A subsequent search of the squat where she lived had uncovered a dozen laptops that had been used to crack the security codes of a major bank and quietly steal tens of thousands of dollars. None of these dollars were evident in Zila’s bank account, though, which caused problems for the prosecution. Later, Zila said she’d given the lot to a baboon sanctuary in South Africa. Which at least made a change from the usual prisoner’s stalwart of ‘I don’t remember’, Joan reflected. Even if the fresh tattoos that peeped below the hems of Zila’s clothing suggested a different use for that money.
All in all, Zila sounded like the sort of loud-mouthed, over-educated pest that prison officers were taught to despise. And yet…
Joan was getting very bored with the usual parade of addicts, drunk drivers, inept shoplifters and scrawny little delinquents. This one might prove more … original.
‘This way.’ Joan did not return the younger woman’s smile. ‘You need to be processed.’
Everything Zila wore was black: shorts, boots, zippered top, nail polish, raggedy fishnets, minimal underwear. Her hair was dyed the black-rainbow sheen of a raven’s wing and stuck out in gelled clumps.
Her skin was ivory and covered with tattoos. (Disfigured with them, Joan thought.) Frida Kahlo’s portrait glared up from one tender forearm, Vincent Van Gogh’s from the other. A phoenix trailing orange flames erupted up from between Zila’s plump breasts. Skeletons with ostrich-feather fans danced a burlesque routine up her firm, rounded thighs. A hunched and shaggy hyena (one of the few matriarchal mammal species, Zila explained without being asked) prowled across her lower back. And above it, from her waist to her shoulder blades, was a figure that dwarfed all the others.
It looked like a picture from an ancient mosaic . A woman with black hair in a Grecian style, flowing robes and bare feet which seemed to be dancing on either side of Zila’s spine. The woman had wide wings and a bright, mad smile.
The prison nurse whistled and said ‘That must have taken a while.’
‘It’s just pain.’
There were chunks of silver metal through Zila’s ears, eyebrow, septum, tongue, nipples and navel. As the body search progressed, Joan predicted she would discover more. It was unhygienic and untidy, and Joan said so, while the nurse made jokes about setting off the prison’s metal detectors.
If Zila felt exposed and humiliated, she showed no sign of it. Standing naked, she smiled pleasantly at them both and glanced around the strip search room with polite interest, like a princess touring the facilities.
It was only when Joan pulled on the latex gloves that Zila’s face showed a real reaction. But it was not the fear Joan was used to. Instead, her gaze lingered over Joan’s long fingers and muscular hands, sheathed in the thin, skin-tight white material. Joan could have sworn she saw Zila's nostrils flutter, inhaling the distinctive smell of the gloves, both sterile and intimate.

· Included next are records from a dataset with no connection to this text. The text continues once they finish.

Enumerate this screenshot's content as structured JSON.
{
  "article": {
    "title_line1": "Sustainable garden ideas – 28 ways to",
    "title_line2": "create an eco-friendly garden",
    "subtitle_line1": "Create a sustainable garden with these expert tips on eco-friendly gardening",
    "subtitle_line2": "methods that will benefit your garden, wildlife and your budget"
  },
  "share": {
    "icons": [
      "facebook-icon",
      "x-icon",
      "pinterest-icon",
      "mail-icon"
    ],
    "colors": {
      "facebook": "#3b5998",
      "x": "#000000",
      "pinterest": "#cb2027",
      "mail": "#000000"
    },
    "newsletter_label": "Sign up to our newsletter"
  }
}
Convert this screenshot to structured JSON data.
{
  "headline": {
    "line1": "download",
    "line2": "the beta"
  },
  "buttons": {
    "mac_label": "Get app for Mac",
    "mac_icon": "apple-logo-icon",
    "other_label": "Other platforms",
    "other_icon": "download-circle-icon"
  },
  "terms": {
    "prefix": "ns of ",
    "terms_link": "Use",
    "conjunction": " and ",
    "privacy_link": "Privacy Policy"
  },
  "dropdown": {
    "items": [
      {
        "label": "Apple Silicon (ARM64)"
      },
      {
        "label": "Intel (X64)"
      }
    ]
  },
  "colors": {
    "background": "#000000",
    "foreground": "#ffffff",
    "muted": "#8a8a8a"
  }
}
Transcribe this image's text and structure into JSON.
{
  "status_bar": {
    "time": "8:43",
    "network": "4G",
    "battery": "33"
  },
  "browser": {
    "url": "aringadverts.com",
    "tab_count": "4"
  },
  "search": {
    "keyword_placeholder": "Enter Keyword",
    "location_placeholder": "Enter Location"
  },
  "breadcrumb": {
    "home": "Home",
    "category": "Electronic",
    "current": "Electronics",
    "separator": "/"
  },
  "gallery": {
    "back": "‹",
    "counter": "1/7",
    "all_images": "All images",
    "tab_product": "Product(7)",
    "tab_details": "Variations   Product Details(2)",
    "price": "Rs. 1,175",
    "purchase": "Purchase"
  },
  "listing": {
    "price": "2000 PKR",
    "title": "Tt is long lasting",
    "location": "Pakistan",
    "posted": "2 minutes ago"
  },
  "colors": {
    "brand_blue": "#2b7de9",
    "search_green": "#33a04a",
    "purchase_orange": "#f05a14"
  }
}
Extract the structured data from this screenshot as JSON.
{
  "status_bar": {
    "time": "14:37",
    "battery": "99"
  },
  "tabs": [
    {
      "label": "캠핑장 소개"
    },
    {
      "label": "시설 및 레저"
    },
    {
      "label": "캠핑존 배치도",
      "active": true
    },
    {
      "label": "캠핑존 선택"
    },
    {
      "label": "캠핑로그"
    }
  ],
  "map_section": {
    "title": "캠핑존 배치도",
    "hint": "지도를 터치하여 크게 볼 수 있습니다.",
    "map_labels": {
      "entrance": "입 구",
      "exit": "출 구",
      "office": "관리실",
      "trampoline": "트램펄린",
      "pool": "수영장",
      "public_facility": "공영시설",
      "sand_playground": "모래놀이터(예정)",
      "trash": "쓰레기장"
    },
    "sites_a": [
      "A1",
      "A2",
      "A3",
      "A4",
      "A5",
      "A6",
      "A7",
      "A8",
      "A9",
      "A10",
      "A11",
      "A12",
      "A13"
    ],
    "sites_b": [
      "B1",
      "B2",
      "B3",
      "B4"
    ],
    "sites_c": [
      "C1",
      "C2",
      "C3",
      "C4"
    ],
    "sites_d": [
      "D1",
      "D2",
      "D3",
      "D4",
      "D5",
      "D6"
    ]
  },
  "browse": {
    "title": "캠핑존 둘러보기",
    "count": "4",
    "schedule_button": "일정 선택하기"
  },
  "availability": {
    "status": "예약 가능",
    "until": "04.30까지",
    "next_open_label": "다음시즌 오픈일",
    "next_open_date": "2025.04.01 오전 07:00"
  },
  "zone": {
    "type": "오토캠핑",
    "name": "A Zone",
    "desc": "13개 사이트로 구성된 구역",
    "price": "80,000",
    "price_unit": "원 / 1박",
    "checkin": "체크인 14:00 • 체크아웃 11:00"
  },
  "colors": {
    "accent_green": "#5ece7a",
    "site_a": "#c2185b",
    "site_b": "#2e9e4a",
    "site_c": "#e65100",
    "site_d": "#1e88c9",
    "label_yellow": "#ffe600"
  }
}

The young woman asked ‘Did you know those come in black?’
Joan had not known. In spite of herself, her eyes widened.
‘Uh-huh.’ Zila looked back and flashed a grin, before bending over. ‘And so do I.’